Multiscale modeling of atomic transport phenomena in ferritic steels

University dissertation from Stockholm : KTH Royal Institute of Technology

Abstract: Defect-driven transport of impurities plays a key role in the microstructure evolution of alloys, and has a great impact on the mechanical properties at the macroscopic scale. This phenomenon is greatly enhanced in irradiated materials because of the large amount of radiation-induced crystal defects (vacancies and interstitials). For instance, the formation of nanosized solute clusters in neutron-irradiated reactor pressure vessel (RPV) ferritic steels has been shown to hinder dislocation motion and induce hardening and embrittlement.
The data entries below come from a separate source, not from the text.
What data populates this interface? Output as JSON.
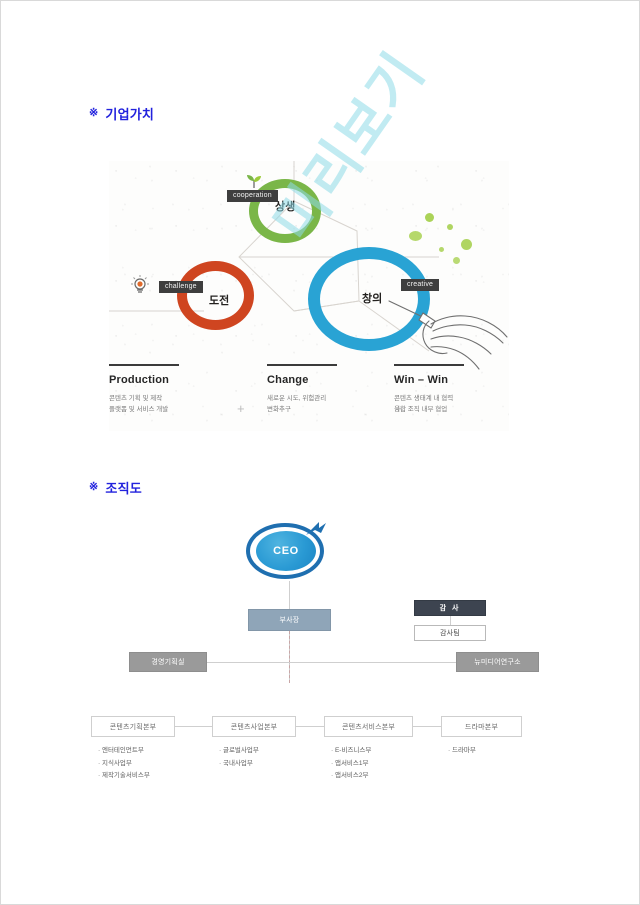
{
  "sections": {
    "value": {
      "mark": "※",
      "title": "기업가치"
    },
    "org": {
      "mark": "※",
      "title": "조직도"
    }
  },
  "watermark": {
    "text": "미리보기",
    "color": "#8fdbe8"
  },
  "value_figure": {
    "nodes": [
      {
        "tag": "cooperation",
        "label": "상생",
        "color": "#7ab648",
        "icon": "sprout-icon"
      },
      {
        "tag": "challenge",
        "label": "도전",
        "color": "#cf4520",
        "icon": "lightbulb-icon"
      },
      {
        "tag": "creative",
        "label": "창의",
        "color": "#29a3d4",
        "icon": "hand-drawing-icon"
      }
    ],
    "columns": [
      {
        "title": "Production",
        "desc": "콘텐츠 기획 및 제작\n플랫폼 및 서비스 개발"
      },
      {
        "title": "Change",
        "desc": "새로운 시도, 위험관리\n변화추구"
      },
      {
        "title": "Win – Win",
        "desc": "콘텐츠 생태계 내 협력\n융합 조직 내부 협업"
      }
    ],
    "separator": "+"
  },
  "org_chart": {
    "ceo": "CEO",
    "vice_president": "부사장",
    "audit_head": "감 사",
    "audit_team": "감사팀",
    "staff_left": "경영기획실",
    "staff_right": "뉴미디어연구소",
    "divisions": [
      {
        "name": "콘텐츠기획본부",
        "teams": "· 엔터테인먼트부\n· 지식사업부\n· 제작기술서비스부"
      },
      {
        "name": "콘텐츠사업본부",
        "teams": "· 글로벌사업부\n· 국내사업부"
      },
      {
        "name": "콘텐츠서비스본부",
        "teams": "· E-비즈니스부\n· 앱서비스1부\n· 앱서비스2부"
      },
      {
        "name": "드라마본부",
        "teams": "· 드라마부"
      }
    ]
  }
}
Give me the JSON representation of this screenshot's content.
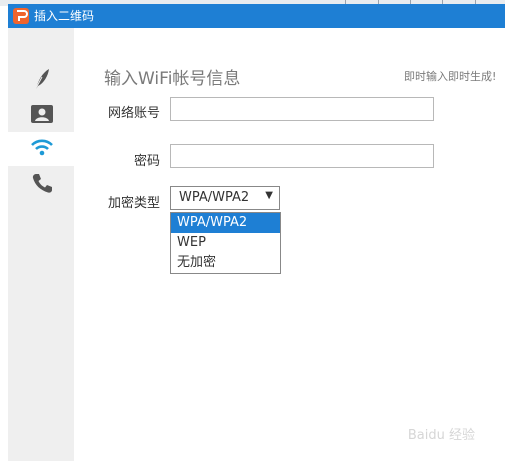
{
  "window": {
    "title": "插入二维码"
  },
  "sidebar": {
    "items": [
      {
        "name": "text",
        "icon": "feather-icon"
      },
      {
        "name": "contact",
        "icon": "contact-card-icon"
      },
      {
        "name": "wifi",
        "icon": "wifi-icon",
        "active": true
      },
      {
        "name": "phone",
        "icon": "phone-icon"
      }
    ]
  },
  "form": {
    "heading": "输入WiFi帐号信息",
    "hint": "即时输入即时生成!",
    "account_label": "网络账号",
    "account_value": "",
    "password_label": "密码",
    "password_value": "",
    "encryption_label": "加密类型",
    "encryption_selected": "WPA/WPA2",
    "encryption_options": [
      "WPA/WPA2",
      "WEP",
      "无加密"
    ]
  },
  "watermark": "Baidu 经验",
  "colors": {
    "titlebar": "#1e7fd4",
    "sidebar": "#efefef",
    "accent": "#1e9ad6",
    "icon": "#555555"
  }
}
In Swedish RPV steels, this mechanical-property degradation is enhanced by the high content of manganese and nickel impurities. It has been suggested that the formation of Mn-Ni-rich clusters (which contain also Cu, Si, and P) might be the outcome of a dynamic process, where crystal defects act both as nucleation sites and solute carriers. Solute transport by point defects is therefore a crucial mechanism to understand the origin and the dynamics of the clustering process.The first part of this work aims at modeling solute transport by point defects in dilute iron alloys, to identify the intrinsic diffusion mechanisms for a wide range of impurities. Transport and diffusion coefficients are obtained by combining accurate ab initio calculations of defect transition rates with an exact mean-field model. The results show that solute drag by single vacancies is a common phenomenon occurring at RPV temperature (about 300 °C) for all impurities found in the solute clusters, and that transport of phosphorus and manganese atoms is dominated by interstitial-type defects. These transport tendencies confirm that point defects can indeed carry impurities towards nucleated solute clusters. Moreover, the obtained flux-coupling tendencies can also explain the observed radiation-induced solute enrichment on grain boundaries and dislocations.In the second part of this work, the acquired knowledge about solute-transport mechanisms is transferred to kinetic Monte Carlo (KMC) models, with the aim of simulating the RPV microstructure evolution. Firstly, the needed parameters in terms of solute-defect cluster stability and mobility are calculated by means of dedicated KMC simulations. Secondly, an innovative approach to the prediction of transition rates in complex multicomponent alloys is introduced. This approach relies on a neural network based on ab initio-computed migration barriers. Finally, the evolution of the Swedish RPV steels is simulated in a "gray-alloy" fashion, where impurities are introduced indirectly as a modification of the defect-cluster mobilities. The latter simulations are compared to the experimental characterization of the Swedish RPV surveillance samples, and confirm the possibility that solute clusters might form on small interstitial clusters.In conclusion, this work identifies from a solid theoretical perspective the atomic-transport phenomena underlying the formation of embrittling nanofeatures in RPV steels. In addition, it prepares the ground for the development of predictive KMC tools that can simulate the microstructure evolution of a wide variety of irradiated alloys. This is of great interest not only for reactor pressure vessels, but also for many other materials in extreme environments.